Perhaps worse, Bach’s specific language Thursday sends a clear message to Peng that his motives may not be clean. By mentioning the “withdrawal,” he lends credence to what very likely was a forced retraction. By bringing it up, it presents a situation where Peng is looking at the IOC president as someone she would need to reconvince of her charges.

Bach could have tried to set up a meeting with far less loaded comments. Instead he continued on and played into the Chinese narrative that all with Peng is good.

“We know from her explanations during the video conferences that she is living here in Beijing,” he said. “She is reporting that she can move freely, that she is spending time with her family and friends.”

None of that is truly known. Having Thomas Bach, an authority figure representing the West, stating Peng “can move freely” and is “spending time with her family and friends” is absolute gold for the Chinese government.

“It’s shocking,” Nee said. “His behavior is shocking.”

While it might be asking a lot for Bach to go full critic of the host country, it doesn’t mean he needs to play into Chinese propaganda.
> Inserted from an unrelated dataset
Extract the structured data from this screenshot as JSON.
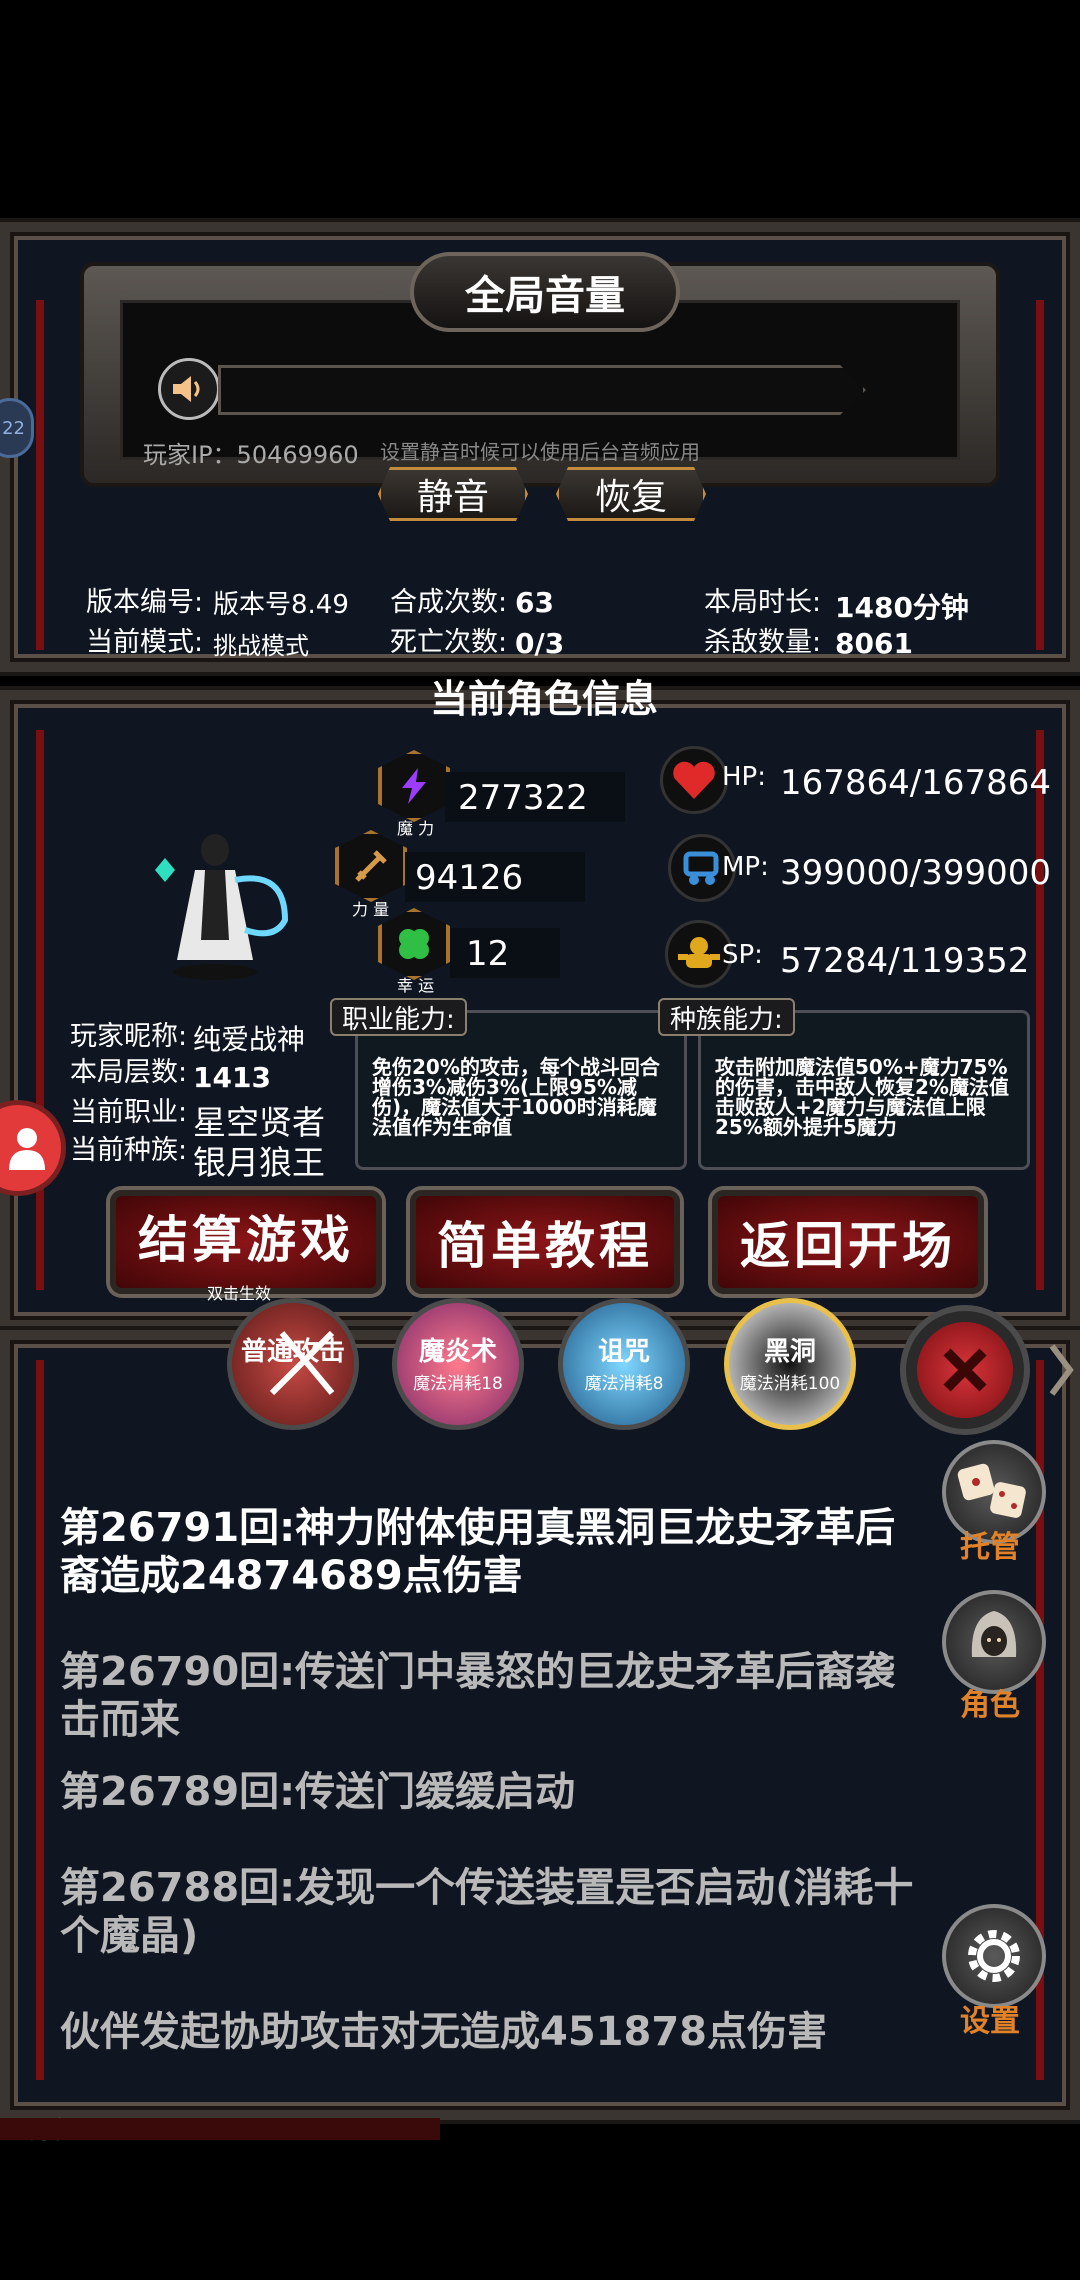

Bach was also asked about the treatment of the Uyghurs, an ethic minority of Muslims living in the Xinjiang region of China. International organizations, human rights advocacy groups and Western governments including the United States allege that China has, since 2014, engaged in genocide, forced sterilization, slavery and mass imprisonment against the Uyghurs.

It means the Olympics are being staged – this very month – in a country where slavery and genocide are occurring. It's abhorrent, and that’s beyond allegations of similar treatment of Tibetans, Hong Kong pro-democracy advocates and others.

Bach simply brushed it aside as “politics.”

“The position of the IOC must be, given the political neutrality, that we are not commenting on political issues,” Bach said. “Because otherwise, if we are taking a political standpoint, we are getting in the middle of tensions and disputes and confrontations between political powers.”

Slavery and genocide are mere political issues? Well, that’s how CCP leaders frame the conflict with the Uyghurs because it allows them to point fingers at political discord in other countries and make this seem reasonable, common even.

“You have to try very hard to look at this and not know what is going on,” Nee said.

Thomas Bach sure seems to be trying just that hard.